The Observational Practices Lab’s mission is to create dialogue about observational practices across disciplinary boundaries. We are focused on the questions of how observational practices work, what different disciplines might learn from another’s approaches to observation and which methods are best suited to initiate a new view of our everyday reality. Can observation itself create new communities?

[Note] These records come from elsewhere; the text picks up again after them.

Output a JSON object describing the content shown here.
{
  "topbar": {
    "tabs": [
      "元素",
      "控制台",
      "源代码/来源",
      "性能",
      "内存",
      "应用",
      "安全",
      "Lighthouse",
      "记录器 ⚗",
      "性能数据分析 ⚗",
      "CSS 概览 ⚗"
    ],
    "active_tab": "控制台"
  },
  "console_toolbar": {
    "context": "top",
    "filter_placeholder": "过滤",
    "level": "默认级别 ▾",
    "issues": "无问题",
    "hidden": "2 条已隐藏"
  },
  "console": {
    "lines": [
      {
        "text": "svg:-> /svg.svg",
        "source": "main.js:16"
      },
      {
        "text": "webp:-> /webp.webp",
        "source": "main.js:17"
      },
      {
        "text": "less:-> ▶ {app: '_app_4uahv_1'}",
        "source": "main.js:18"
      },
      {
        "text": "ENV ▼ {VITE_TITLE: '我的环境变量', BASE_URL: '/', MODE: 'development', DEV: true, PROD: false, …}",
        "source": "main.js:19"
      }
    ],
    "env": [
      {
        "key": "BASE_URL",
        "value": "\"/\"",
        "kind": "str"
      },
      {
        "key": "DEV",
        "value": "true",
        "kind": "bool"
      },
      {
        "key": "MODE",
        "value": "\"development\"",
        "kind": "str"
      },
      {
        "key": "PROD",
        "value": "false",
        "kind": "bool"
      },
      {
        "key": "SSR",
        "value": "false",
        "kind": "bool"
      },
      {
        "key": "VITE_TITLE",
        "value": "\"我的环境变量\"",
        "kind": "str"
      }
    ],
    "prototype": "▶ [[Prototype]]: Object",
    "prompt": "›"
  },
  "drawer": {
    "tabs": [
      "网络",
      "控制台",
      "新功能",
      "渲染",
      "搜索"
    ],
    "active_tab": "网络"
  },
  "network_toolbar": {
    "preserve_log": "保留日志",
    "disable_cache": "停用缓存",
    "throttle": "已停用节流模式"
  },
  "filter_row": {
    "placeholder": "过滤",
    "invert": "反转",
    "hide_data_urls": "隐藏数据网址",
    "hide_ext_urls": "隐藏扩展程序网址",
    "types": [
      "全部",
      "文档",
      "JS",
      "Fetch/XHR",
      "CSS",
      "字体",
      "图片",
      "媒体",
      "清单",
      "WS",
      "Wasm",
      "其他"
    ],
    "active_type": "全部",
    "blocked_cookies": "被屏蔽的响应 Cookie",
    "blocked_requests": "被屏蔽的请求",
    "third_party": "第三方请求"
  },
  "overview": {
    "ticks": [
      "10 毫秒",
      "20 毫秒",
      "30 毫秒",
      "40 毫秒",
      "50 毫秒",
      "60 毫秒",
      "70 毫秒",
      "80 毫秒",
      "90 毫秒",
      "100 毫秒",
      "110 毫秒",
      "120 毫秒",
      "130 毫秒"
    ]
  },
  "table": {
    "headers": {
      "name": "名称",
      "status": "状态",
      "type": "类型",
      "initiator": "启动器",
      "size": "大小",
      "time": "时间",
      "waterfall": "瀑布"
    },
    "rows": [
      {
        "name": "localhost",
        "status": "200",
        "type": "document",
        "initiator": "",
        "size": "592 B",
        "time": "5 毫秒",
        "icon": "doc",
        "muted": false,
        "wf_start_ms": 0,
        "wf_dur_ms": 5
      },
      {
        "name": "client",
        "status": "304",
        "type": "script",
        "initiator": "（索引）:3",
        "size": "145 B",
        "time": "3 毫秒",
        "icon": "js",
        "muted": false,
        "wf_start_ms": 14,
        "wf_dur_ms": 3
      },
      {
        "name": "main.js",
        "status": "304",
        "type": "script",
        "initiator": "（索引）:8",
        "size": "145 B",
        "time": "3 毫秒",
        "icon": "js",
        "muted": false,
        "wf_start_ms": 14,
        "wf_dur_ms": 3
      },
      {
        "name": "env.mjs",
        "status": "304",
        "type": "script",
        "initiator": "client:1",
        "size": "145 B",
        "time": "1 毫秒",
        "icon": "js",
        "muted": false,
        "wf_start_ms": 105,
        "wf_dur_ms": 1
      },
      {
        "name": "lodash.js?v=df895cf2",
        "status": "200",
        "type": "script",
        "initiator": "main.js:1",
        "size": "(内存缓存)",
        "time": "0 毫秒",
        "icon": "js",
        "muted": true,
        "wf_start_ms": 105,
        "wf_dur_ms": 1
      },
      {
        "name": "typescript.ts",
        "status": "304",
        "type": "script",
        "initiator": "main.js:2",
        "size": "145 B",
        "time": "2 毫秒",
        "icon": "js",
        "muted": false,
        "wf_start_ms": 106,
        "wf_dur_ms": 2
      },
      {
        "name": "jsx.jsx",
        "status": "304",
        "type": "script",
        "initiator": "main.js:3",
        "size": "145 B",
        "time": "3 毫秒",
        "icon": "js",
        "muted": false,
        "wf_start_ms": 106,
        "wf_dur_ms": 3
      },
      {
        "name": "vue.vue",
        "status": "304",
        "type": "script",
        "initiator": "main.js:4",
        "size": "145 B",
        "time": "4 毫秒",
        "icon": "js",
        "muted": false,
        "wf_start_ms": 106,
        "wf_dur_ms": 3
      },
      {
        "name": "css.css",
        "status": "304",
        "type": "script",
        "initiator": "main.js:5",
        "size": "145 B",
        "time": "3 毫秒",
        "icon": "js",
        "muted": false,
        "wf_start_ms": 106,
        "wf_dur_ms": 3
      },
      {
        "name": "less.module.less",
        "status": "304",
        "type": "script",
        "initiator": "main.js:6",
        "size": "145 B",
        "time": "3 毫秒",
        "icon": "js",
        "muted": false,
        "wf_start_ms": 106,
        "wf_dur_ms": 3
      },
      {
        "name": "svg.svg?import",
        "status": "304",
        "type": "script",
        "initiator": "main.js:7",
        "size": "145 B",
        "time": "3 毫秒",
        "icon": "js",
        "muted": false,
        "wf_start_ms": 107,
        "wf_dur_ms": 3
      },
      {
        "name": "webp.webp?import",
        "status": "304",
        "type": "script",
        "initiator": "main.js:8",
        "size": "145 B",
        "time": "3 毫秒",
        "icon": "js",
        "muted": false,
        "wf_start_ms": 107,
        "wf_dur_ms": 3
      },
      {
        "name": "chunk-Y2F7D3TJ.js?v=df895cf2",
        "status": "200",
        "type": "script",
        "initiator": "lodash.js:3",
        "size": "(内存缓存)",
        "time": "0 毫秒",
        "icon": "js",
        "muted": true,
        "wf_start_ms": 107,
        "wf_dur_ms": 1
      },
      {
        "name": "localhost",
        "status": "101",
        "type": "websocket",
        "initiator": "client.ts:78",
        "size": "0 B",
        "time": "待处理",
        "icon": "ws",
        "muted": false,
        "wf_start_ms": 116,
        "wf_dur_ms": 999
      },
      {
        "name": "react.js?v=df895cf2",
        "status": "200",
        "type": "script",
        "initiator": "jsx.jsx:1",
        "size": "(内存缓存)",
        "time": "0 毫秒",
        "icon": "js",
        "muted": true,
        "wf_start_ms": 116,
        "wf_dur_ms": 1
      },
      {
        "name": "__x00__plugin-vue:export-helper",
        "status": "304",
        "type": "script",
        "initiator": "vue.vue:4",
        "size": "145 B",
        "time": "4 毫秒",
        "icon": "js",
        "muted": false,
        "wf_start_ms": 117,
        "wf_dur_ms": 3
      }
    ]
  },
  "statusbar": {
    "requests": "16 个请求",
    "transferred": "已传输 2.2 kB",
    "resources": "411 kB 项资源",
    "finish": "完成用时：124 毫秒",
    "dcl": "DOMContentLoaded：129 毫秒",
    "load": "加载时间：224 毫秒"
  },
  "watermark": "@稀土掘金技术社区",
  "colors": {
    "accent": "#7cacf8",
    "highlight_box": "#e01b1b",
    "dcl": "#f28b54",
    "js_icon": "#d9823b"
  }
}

The lab is co-directed by Pascal Glissmann and Selena Kimball; situated at Parsons School of Design in New York.
The multi-phase project and investigation, OBJECT AMERICA, explores the idea of “America” through everyday objects as a response to an administration trying to “Make America Great Again”. The aim is to use comparative research and observational methods—which may range from the scientific to the absurd—to expose unseen histories and speculate about the future of the country as a concept.
This is the lab’s first workshop situated outside of the US. As an experimental Berlin-based satellite, it serves a platform to discuss and share observational practices in order to find out hidden narratives about “America” — but also to shift perception within one's own creative process. After an introduction to the project, participants will explore, apply and create observational methods within the thematic clusters of Senses, Specialized Instruments and Speculation.
Participants are expected to bring:
Pascal Glissmann is a designer, media-artist, educator and founder of the studio subcologne. He is currently Assistant Professor of Communication Design at Parsons, New York. He has been Visiting Assistant Professor at the Lebanese-American University, Beirut, Assistant Professor at the Academy of Visual Arts, Hong Kong, and researcher/lecturer at the Academy of Media Arts Cologne. Pascal holds an MFA in Media Arts/Media Design from the Academy of Media Arts Cologne.
at Weserstrasse 56
Friday 17 July 2020 at 18:00h
at Veteranenstraße 21
Sunday 12 July 2020 at 21:00h
at The whole of Kreuzberg
Saturday 11 July 2020 at 12:00h